ImageWhen I visited NYC in 2009, cupcakes were all the rage. Magnolia Bakery cupcakes to be precise. Then during my stay in the summer of 2011 it was all about ice cream. Who could come up with the most attention grabbing combination? Pear and blue cheese! Sweet corn and black raspberries! Strawberry honey balsamic and black pepper, if you don’t mind! When I was in the city a few weeks back it was clear that doughnuts were the latest must-have for mouths. I jumped on that bandwagon quick smart and made daily trips to Doughnut Plant. I then read about rival, Dough, and decided I needed to sample their offerings, too. All in the name of balance, you see. One morning while strolling around Bushwick I saw a sandwich board sign with the magic words on it: ‘Dough doughnuts served here’. YES. The cafe I’d stumbled upon was Strangeways Coffee. And what a find it was! I ordered a dulce de leche and toasted almond doughnut (though I was tempted by mojito with candied mint leaf and lemon with olive oil and thyme, decisions decisions) and mentioned my food trend observations to the barista, Eddy. He agreed and added quinoa and kale to the list. The topic turned to coffee and he asked why Aussies are so particular when it comes to black gold. Really, Eddy? Are we having that conversation? I let it slide and he let me take some snaps around the cafe. Thanks, Eddy! Oh and the doughnut was to die for. The juice fast starts when I get back to Sydney…

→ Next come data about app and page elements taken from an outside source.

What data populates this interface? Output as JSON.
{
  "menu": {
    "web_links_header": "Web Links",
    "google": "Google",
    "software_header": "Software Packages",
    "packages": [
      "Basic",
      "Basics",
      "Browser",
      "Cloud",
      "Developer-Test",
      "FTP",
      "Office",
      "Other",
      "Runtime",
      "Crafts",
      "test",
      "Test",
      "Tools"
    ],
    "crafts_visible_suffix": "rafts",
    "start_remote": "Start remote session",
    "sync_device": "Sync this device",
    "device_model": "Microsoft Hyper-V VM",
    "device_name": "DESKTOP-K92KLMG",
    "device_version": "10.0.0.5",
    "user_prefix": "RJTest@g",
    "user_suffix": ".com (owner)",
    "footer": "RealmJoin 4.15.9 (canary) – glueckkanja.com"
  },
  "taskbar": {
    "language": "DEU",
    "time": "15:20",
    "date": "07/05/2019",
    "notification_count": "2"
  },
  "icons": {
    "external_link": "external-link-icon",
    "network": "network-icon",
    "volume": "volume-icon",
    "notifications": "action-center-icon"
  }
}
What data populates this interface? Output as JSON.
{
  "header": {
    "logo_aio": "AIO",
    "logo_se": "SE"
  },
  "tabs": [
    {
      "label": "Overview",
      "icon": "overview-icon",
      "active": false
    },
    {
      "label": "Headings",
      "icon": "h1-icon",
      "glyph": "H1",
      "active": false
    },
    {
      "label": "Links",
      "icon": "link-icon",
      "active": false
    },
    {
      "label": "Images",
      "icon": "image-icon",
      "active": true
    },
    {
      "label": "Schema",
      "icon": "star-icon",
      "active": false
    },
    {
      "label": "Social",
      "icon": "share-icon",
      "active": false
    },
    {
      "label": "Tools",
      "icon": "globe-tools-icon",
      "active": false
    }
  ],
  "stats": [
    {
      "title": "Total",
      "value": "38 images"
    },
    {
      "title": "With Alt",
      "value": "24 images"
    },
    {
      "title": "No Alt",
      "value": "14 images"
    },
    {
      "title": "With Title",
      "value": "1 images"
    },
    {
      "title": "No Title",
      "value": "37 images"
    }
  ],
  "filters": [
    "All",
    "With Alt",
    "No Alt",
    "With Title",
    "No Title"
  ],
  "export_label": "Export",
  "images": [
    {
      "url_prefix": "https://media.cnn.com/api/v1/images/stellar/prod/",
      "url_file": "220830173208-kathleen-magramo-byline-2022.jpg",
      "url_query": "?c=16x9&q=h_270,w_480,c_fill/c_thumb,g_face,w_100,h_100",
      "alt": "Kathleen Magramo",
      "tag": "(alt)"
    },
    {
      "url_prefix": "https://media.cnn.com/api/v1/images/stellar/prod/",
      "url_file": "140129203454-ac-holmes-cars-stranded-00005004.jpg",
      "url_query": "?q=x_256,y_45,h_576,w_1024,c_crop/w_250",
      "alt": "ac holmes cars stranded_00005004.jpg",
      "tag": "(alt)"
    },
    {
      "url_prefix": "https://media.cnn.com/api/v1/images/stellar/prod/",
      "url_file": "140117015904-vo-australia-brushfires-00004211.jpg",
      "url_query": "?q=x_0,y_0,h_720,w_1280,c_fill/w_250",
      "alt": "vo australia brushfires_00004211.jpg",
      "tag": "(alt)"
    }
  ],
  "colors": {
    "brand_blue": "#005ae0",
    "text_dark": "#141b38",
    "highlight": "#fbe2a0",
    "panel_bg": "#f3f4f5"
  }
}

foodface – my friends and what they ate (part two)


Tired of seeing food photographed in the same way time and time again, I decided to have some fun with my lunch dates and what was on their plate. The result was a little series called ‘foodface‘…and now it’s time for part two!


1. Mr Pham // 2. Emma // 3. BC // 4. Stef // 5. Tal // 6. Juz // 7. GDM // 8. Leah

march mf

ImageImageImageA few recent medium format portraits.

Lydia at Bread and Circus // A store holder at the Rozelle Markets // Kate at Brickfields

i am a tourist


There’s nothing like a visit from an out-of-towner to help you appreciate the city you live in. Roaming around with someone who sees your ‘hood with fresh eyes can have a profound effect on your sight, too.

The wonderful Mr Pham blew into town a few weeks back so we grabbed BC and set off on a Sydney adventure. First stop was dream come true cafe Bread and Circus where we filled up on coconut water, fresh fruit and quinoa pancakes…and a little chocolate coconut butter, too, mmm. Then we drove over the bridge (which excited Mr Pham no end) and up to Wahroonga to check out Rose Seidler House. I must admit, I wasn’t super keen to see this place but thought I’d indulge my architecture-mad companions. But as is so often the case with me, I was quickly enthralled and lapped up every little detail. This house and its history is utterly fascinating, plus it boasts gorgeous natural light and popping colour.

Quite the rookie error, I know, but I failed to pack enough film so this is where my documentation of the day ended. Luckily Mr Pham had his Canon on hand to capture our lunch at the pop up El Loco beside the Opera House, spin around the harbour in a speed boat and stroll through Anish Kapoor’s exhibition at the MCA.

See, being a tourist ain’t so bad.

foodface – my friends and what they ate



1. Dave and his bacon beard at GG’s, Kirra Beach 2. Hannah at Gelato Messina, Surry Hills 3. Tracy at Kitchen By Mike, Rosebery 4. Monika at The Little Marionette, Annandale 5. Dom at Mecca Espresso, Ultimo 6. Ange at Reuben Hills, Surry Hills 7. Bee at Youeni, Darlinghurst. 8. Ky at the Art Gallery of NSW (eating incredible Pana Chocolate) 9. Lydia at GG’s, Kirra Beach 10. Ilich at GG’s, Kirra Beach.

lunch club


Starting work at 5am and finishing at 1pm means the middle of the day is the perfect time for me to grab a bite out. Wanna be my lunch date?

1. Bee at the Veggie Patch Van, Victoria Park 2. Grace at The Grounds, Alexandria 3. Stef at On The Green, Camperdown 4. Maddy at Envy Cafe and Gallery, Summer Hill 5. Lynny at Reuben Hills, Surry Hills 6. Ange at Bourke St Bakery, Surry Hills 7. Faith at the park across the road, Camperdown 8. Lee at Single Origin, Surry Hills 9. Grace at The Grounds again, ’cause she’s a cutie.


Bee at the Nourishing Quarter on a rainy night in September.